8.2 . In a certain mens track and eld event, the shotput has
a mass of 7.30 kg and is released with a speed of 15.0 m>s at
40.0 above the horizontal over a mans straight left leg. What are
the initial horizontal and vertical components of the momentum of
this shotput?
8.3 .. (a) Show that the kinetic energy K and the momentum
magnitude p of a particle with mass m are related by K = p 2>2m.
(b) A 0.040-kg cardinal (Richmondena cardinalis) and a 0.145-kg
baseball have the same kinetic energy. Which has the greater magnitude of momentum? What is the ratio of the cardinals magnitude
of momentum to the baseballs? (c) A 700-N man and a 450-N

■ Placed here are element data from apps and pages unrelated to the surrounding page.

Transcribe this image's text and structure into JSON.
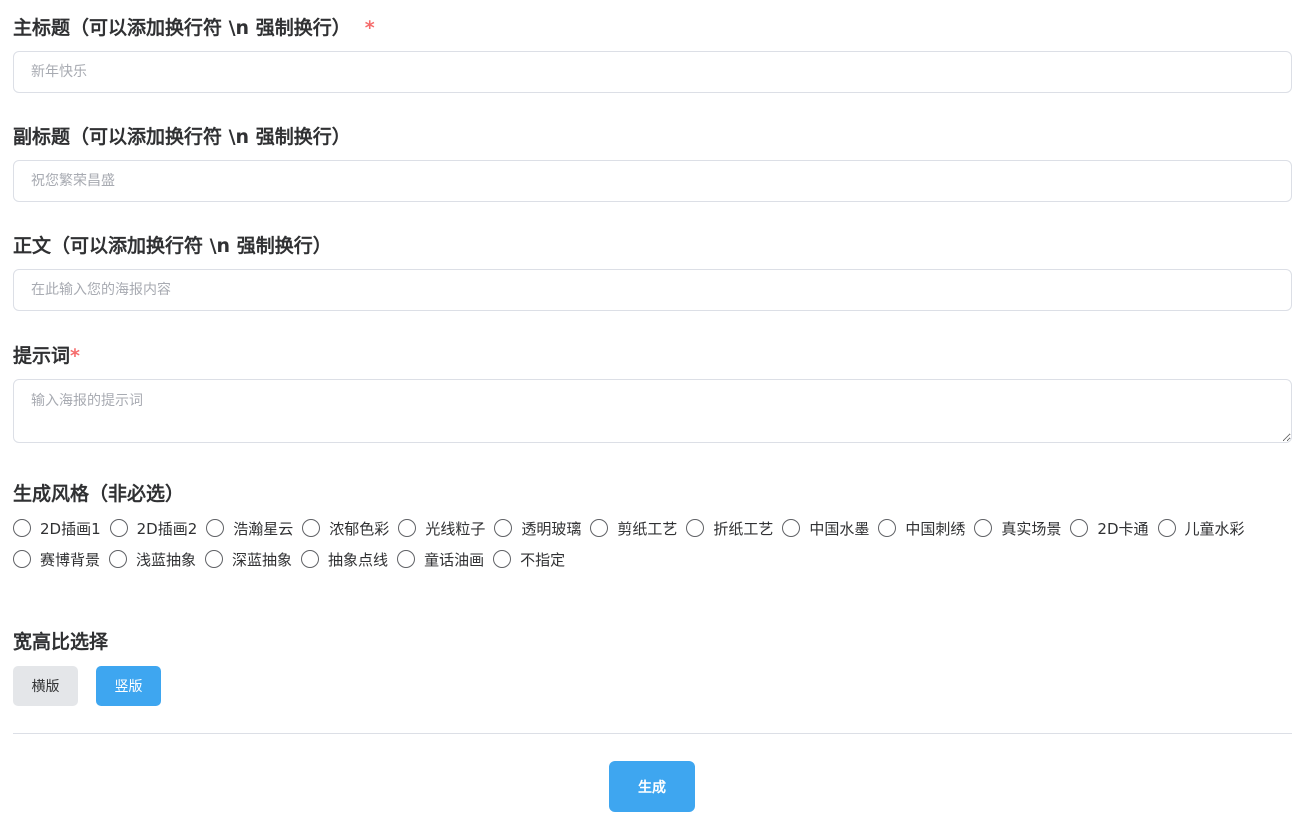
{
  "title_field": {
    "label": "主标题（可以添加换行符 \\n 强制换行）",
    "required_mark": "*",
    "placeholder": "新年快乐"
  },
  "subtitle_field": {
    "label": "副标题（可以添加换行符 \\n 强制换行）",
    "placeholder": "祝您繁荣昌盛"
  },
  "body_field": {
    "label": "正文（可以添加换行符 \\n 强制换行）",
    "placeholder": "在此输入您的海报内容"
  },
  "prompt_field": {
    "label": "提示词",
    "required_mark": "*",
    "placeholder": "输入海报的提示词"
  },
  "style_section": {
    "label": "生成风格（非必选）",
    "row1": [
      "2D插画1",
      "2D插画2",
      "浩瀚星云",
      "浓郁色彩",
      "光线粒子",
      "透明玻璃",
      "剪纸工艺",
      "折纸工艺",
      "中国水墨",
      "中国刺绣",
      "真实场景",
      "2D卡通",
      "儿童水彩"
    ],
    "row2": [
      "赛博背景",
      "浅蓝抽象",
      "深蓝抽象",
      "抽象点线",
      "童话油画",
      "不指定"
    ]
  },
  "ratio_section": {
    "label": "宽高比选择",
    "landscape_label": "横版",
    "portrait_label": "竖版",
    "selected": "竖版"
  },
  "generate_label": "生成",
  "colors": {
    "accent": "#3ea6f0",
    "required": "#f56c6c",
    "text": "#303133",
    "border": "#dcdfe6"
  }
}
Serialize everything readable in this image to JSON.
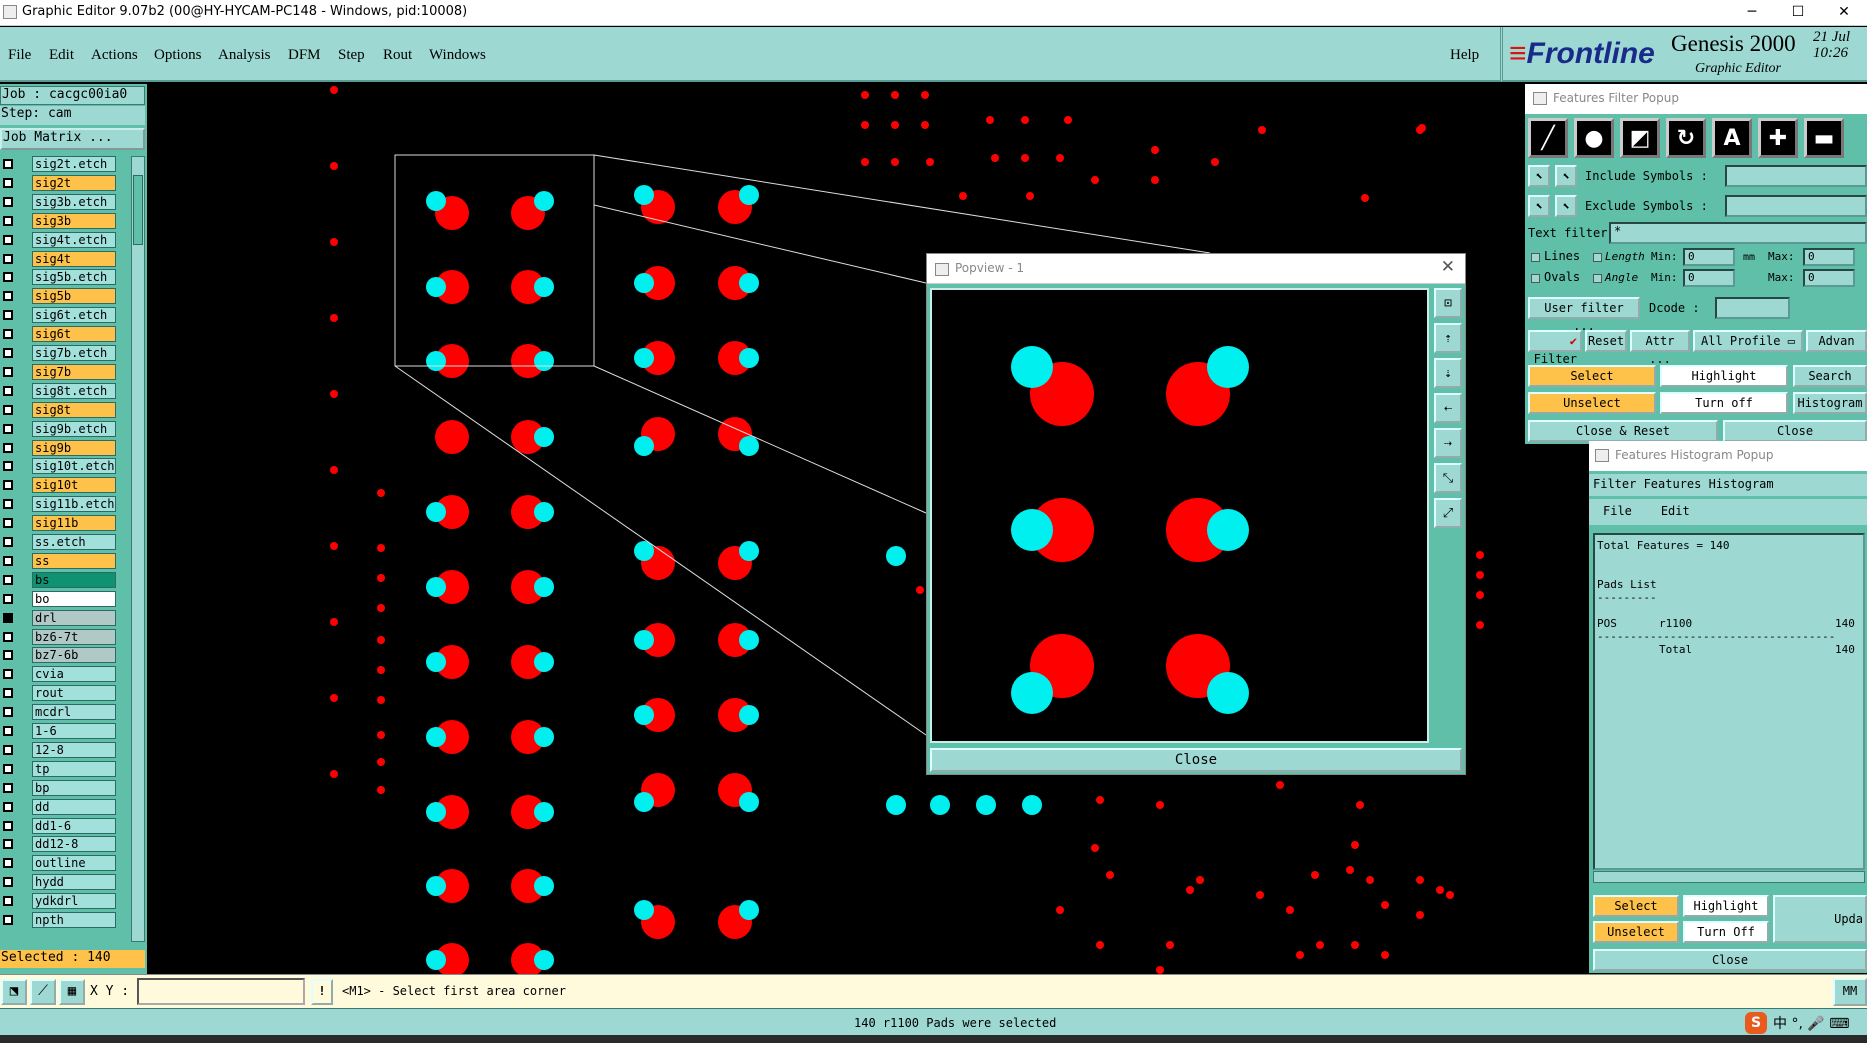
{
  "window": {
    "title": "Graphic Editor 9.07b2 (00@HY-HYCAM-PC148 - Windows, pid:10008)",
    "minimize": "─",
    "maximize": "☐",
    "close": "✕"
  },
  "menu": {
    "items": [
      "File",
      "Edit",
      "Actions",
      "Options",
      "Analysis",
      "DFM",
      "Step",
      "Rout",
      "Windows"
    ],
    "help": "Help"
  },
  "brand": {
    "logo_main": "Frontline",
    "logo_prefix": "≡",
    "product": "Genesis 2000",
    "subtitle": "Graphic Editor",
    "date_line1": "21 Jul",
    "date_line2": "10:26"
  },
  "left_panel": {
    "job": "Job : cacgc00ia0",
    "step": "Step: cam",
    "job_matrix": "Job Matrix ...",
    "layers": [
      {
        "name": "sig2t.etch",
        "color": "teal"
      },
      {
        "name": "sig2t",
        "color": "orange"
      },
      {
        "name": "sig3b.etch",
        "color": "teal"
      },
      {
        "name": "sig3b",
        "color": "orange"
      },
      {
        "name": "sig4t.etch",
        "color": "teal"
      },
      {
        "name": "sig4t",
        "color": "orange"
      },
      {
        "name": "sig5b.etch",
        "color": "teal"
      },
      {
        "name": "sig5b",
        "color": "orange"
      },
      {
        "name": "sig6t.etch",
        "color": "teal"
      },
      {
        "name": "sig6t",
        "color": "orange"
      },
      {
        "name": "sig7b.etch",
        "color": "teal"
      },
      {
        "name": "sig7b",
        "color": "orange"
      },
      {
        "name": "sig8t.etch",
        "color": "teal"
      },
      {
        "name": "sig8t",
        "color": "orange"
      },
      {
        "name": "sig9b.etch",
        "color": "teal"
      },
      {
        "name": "sig9b",
        "color": "orange"
      },
      {
        "name": "sig10t.etch",
        "color": "teal"
      },
      {
        "name": "sig10t",
        "color": "orange"
      },
      {
        "name": "sig11b.etch",
        "color": "teal"
      },
      {
        "name": "sig11b",
        "color": "orange"
      },
      {
        "name": "ss.etch",
        "color": "teal"
      },
      {
        "name": "ss",
        "color": "orange"
      },
      {
        "name": "bs",
        "color": "green"
      },
      {
        "name": "bo",
        "color": "white"
      },
      {
        "name": "drl",
        "color": "grey"
      },
      {
        "name": "bz6-7t",
        "color": "grey"
      },
      {
        "name": "bz7-6b",
        "color": "grey"
      },
      {
        "name": "cvia",
        "color": "teal"
      },
      {
        "name": "rout",
        "color": "teal"
      },
      {
        "name": "mcdrl",
        "color": "teal"
      },
      {
        "name": "1-6",
        "color": "teal"
      },
      {
        "name": "12-8",
        "color": "teal"
      },
      {
        "name": "tp",
        "color": "teal"
      },
      {
        "name": "bp",
        "color": "teal"
      },
      {
        "name": "dd",
        "color": "teal"
      },
      {
        "name": "dd1-6",
        "color": "teal"
      },
      {
        "name": "dd12-8",
        "color": "teal"
      },
      {
        "name": "outline",
        "color": "teal"
      },
      {
        "name": "hydd",
        "color": "teal"
      },
      {
        "name": "ydkdrl",
        "color": "teal"
      },
      {
        "name": "npth",
        "color": "teal"
      }
    ],
    "selected": "Selected : 140"
  },
  "popview": {
    "title": "Popview - 1",
    "close_x": "✕",
    "close_button": "Close",
    "tools": [
      "zoom-fit-icon",
      "pan-up-icon",
      "pan-down-icon",
      "pan-left-icon",
      "pan-right-icon",
      "zoom-in-icon",
      "zoom-out-icon"
    ]
  },
  "features_filter": {
    "title": "Features Filter Popup",
    "include_symbols": "Include Symbols :",
    "exclude_symbols": "Exclude Symbols :",
    "text_filter": "Text filter",
    "text_filter_value": "*",
    "lines": "Lines",
    "ovals": "Ovals",
    "length": "Length",
    "angle": "Angle",
    "min": "Min:",
    "max": "Max:",
    "unit": "mm",
    "min_val": "0",
    "max_val": "0",
    "user_filter": "User filter ...",
    "dcode": "Dcode :",
    "filter": "Filter",
    "reset": "Reset",
    "attr": "Attr ...",
    "all_profile": "All Profile",
    "advanced": "Advan",
    "select": "Select",
    "highlight": "Highlight",
    "search": "Search",
    "unselect": "Unselect",
    "turn_off": "Turn off",
    "histogram": "Histogram",
    "close_reset": "Close & Reset",
    "close": "Close"
  },
  "histogram": {
    "title": "Features Histogram Popup",
    "header": "Filter Features Histogram",
    "menu_file": "File",
    "menu_edit": "Edit",
    "total_features": "Total Features = 140",
    "pads_list": "Pads List",
    "pads_underline": "---------",
    "row_type": "POS",
    "row_symbol": "r1100",
    "row_count": "140",
    "divider": "------------------------------------",
    "total_label": "Total",
    "total_count": "140",
    "select": "Select",
    "highlight": "Highlight",
    "update": "Upda",
    "unselect": "Unselect",
    "turn_off": "Turn Off",
    "close": "Close"
  },
  "bottom": {
    "xy_label": "X Y :",
    "xy_value": "",
    "message": "<M1> - Select first area corner",
    "units": "MM",
    "status": "140 r1100 Pads were selected",
    "tray": "中 °, 🎤 ⌨"
  },
  "colors": {
    "panel": "#9dd9d2",
    "panel_dark": "#5fbfa8",
    "pad_red": "#ff0000",
    "pad_cyan": "#00f0f0",
    "highlight_orange": "#fec24a"
  }
}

woman have the same momentum. Who has the greater kinetic
energy? What is the ratio of the mans kinetic energy to that of the
woman?
8.4 . Two vehicles are approaching an intersection. One is a 2500-kg
pickup traveling at 14.0 m>s from east to west (the x-direction),
and the other is a 1500-kg sedan going from south to north (the
+y-direction) at 23.0 m>s. (a) Find the x- and y-components of the
net momentum of this system. (b) What are the magnitude and
direction of the net momentum?
8.5 . One 110-kg football lineman is running to the right at
2.75 m>s while another 125-kg lineman is running directly toward
him at 2.60 m>s. What are (a) the magnitude and direction of the net
momentum of these two athletes, and (b) their total kinetic energy?
8.6 .. BIO Biomechanics. The mass of a regulation tennis ball
is 57 g (although it can vary slightly), and tests have shown that
the ball is in contact with the tennis racket for 30 ms. (This number
can also vary, depending on the racket and swing.) We shall assume
a 30.0-ms contact time for this exercise. The fastest-known served
tennis ball was served by Big Bill Tilden in 1931, and its speed
was measured to be 73.14 m>s. (a) What impulse and what force
did Big Bill exert on the tennis ball in his record serve? (b) If Big
Bills opponent returned his serve with a speed of 55 m>s, what
force and what impulse did he exert on the ball, assuming only
horizontal motion?
8.7 . Force of a Golf Swing. A 0.0450-kg golf ball initially at
rest is given a speed of 25.0 m>s when a club strikes. If the club
and ball are in contact for 2.00 ms, what average force acts on the